*** Opening Supplied material ***
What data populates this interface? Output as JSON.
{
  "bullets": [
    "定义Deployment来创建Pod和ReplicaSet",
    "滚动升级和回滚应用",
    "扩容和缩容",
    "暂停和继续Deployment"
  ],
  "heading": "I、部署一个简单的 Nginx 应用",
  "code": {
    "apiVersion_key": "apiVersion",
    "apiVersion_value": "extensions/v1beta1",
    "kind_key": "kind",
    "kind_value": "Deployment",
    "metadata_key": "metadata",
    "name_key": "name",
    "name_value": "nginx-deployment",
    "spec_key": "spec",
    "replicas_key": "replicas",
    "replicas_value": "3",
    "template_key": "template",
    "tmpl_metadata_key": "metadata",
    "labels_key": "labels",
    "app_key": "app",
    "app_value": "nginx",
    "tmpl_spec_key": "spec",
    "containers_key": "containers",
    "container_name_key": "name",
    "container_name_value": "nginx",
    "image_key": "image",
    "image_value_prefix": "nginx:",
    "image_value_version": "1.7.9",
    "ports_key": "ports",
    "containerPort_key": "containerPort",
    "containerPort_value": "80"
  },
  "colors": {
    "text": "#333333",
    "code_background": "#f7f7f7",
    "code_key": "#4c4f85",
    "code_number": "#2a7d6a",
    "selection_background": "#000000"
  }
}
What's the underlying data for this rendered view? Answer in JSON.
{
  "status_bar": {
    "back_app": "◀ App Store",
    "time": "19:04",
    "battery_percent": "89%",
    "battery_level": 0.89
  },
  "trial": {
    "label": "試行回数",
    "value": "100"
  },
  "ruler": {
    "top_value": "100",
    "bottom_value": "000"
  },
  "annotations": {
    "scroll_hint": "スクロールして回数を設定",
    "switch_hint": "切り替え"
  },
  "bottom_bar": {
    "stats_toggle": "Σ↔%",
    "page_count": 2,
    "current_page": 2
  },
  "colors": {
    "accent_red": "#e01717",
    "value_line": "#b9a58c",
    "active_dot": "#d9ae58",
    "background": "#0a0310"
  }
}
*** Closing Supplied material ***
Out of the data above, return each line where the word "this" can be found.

What data populates this interface? Output as JSON.
What's the underlying data for this rendered view? Answer in JSON.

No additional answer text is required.